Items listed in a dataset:
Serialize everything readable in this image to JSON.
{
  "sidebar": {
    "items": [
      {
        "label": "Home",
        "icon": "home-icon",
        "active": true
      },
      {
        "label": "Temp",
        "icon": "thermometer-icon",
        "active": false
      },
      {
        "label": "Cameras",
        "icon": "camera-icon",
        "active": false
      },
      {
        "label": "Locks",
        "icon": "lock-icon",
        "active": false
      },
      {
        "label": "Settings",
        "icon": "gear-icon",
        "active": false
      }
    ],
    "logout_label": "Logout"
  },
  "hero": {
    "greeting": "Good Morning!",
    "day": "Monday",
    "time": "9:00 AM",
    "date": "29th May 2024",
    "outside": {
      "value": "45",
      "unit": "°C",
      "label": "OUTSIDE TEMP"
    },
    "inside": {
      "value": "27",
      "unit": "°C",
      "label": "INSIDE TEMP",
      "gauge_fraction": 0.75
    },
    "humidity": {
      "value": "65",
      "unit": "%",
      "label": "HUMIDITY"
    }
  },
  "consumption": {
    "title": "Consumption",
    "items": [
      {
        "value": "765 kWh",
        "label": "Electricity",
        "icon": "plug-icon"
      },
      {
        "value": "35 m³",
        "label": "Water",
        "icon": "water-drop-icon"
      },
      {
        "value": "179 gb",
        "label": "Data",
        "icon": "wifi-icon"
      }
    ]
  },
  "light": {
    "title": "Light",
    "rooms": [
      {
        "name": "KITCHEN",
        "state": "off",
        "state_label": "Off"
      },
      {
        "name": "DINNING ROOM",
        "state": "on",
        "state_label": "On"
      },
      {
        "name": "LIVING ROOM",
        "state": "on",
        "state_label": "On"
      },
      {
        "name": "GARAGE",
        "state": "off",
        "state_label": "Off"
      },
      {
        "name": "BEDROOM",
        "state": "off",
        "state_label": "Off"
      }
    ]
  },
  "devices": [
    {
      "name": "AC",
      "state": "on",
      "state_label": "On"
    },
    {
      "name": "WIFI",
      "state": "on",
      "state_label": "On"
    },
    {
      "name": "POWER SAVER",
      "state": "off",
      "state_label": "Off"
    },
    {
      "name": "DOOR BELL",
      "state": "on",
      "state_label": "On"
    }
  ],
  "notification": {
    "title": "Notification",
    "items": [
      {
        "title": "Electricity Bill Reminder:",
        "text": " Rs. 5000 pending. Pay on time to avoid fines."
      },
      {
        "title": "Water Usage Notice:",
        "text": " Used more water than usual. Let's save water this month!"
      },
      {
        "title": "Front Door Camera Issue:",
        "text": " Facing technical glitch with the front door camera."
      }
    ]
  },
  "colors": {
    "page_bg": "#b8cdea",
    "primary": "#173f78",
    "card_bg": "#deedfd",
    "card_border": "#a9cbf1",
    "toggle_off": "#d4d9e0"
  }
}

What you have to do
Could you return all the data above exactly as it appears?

Task output
Serialize everything readable in this image to JSON.
{
  "sidebar": {
    "items": [
      {
        "label": "Home",
        "icon": "home-icon",
        "active": true
      },
      {
        "label": "Temp",
        "icon": "thermometer-icon",
        "active": false
      },
      {
        "label": "Cameras",
        "icon": "camera-icon",
        "active": false
      },
      {
        "label": "Locks",
        "icon": "lock-icon",
        "active": false
      },
      {
        "label": "Settings",
        "icon": "gear-icon",
        "active": false
      }
    ],
    "logout_label": "Logout"
  },
  "hero": {
    "greeting": "Good Morning!",
    "day": "Monday",
    "time": "9:00 AM",
    "date": "29th May 2024",
    "outside": {
      "value": "45",
      "unit": "°C",
      "label": "OUTSIDE TEMP"
    },
    "inside": {
      "value": "27",
      "unit": "°C",
      "label": "INSIDE TEMP",
      "gauge_fraction": 0.75
    },
    "humidity": {
      "value": "65",
      "unit": "%",
      "label": "HUMIDITY"
    }
  },
  "consumption": {
    "title": "Consumption",
    "items": [
      {
        "value": "765 kWh",
        "label": "Electricity",
        "icon": "plug-icon"
      },
      {
        "value": "35 m³",
        "label": "Water",
        "icon": "water-drop-icon"
      },
      {
        "value": "179 gb",
        "label": "Data",
        "icon": "wifi-icon"
      }
    ]
  },
  "light": {
    "title": "Light",
    "rooms": [
      {
        "name": "KITCHEN",
        "state": "off",
        "state_label": "Off"
      },
      {
        "name": "DINNING ROOM",
        "state": "on",
        "state_label": "On"
      },
      {
        "name": "LIVING ROOM",
        "state": "on",
        "state_label": "On"
      },
      {
        "name": "GARAGE",
        "state": "off",
        "state_label": "Off"
      },
      {
        "name": "BEDROOM",
        "state": "off",
        "state_label": "Off"
      }
    ]
  },
  "devices": [
    {
      "name": "AC",
      "state": "on",
      "state_label": "On"
    },
    {
      "name": "WIFI",
      "state": "on",
      "state_label": "On"
    },
    {
      "name": "POWER SAVER",
      "state": "off",
      "state_label": "Off"
    },
    {
      "name": "DOOR BELL",
      "state": "on",
      "state_label": "On"
    }
  ],
  "notification": {
    "title": "Notification",
    "items": [
      {
        "title": "Electricity Bill Reminder:",
        "text": " Rs. 5000 pending. Pay on time to avoid fines."
      },
      {
        "title": "Water Usage Notice:",
        "text": " Used more water than usual. Let's save water this month!"
      },
      {
        "title": "Front Door Camera Issue:",
        "text": " Facing technical glitch with the front door camera."
      }
    ]
  },
  "colors": {
    "page_bg": "#b8cdea",
    "primary": "#173f78",
    "card_bg": "#deedfd",
    "card_border": "#a9cbf1",
    "toggle_off": "#d4d9e0"
  }
}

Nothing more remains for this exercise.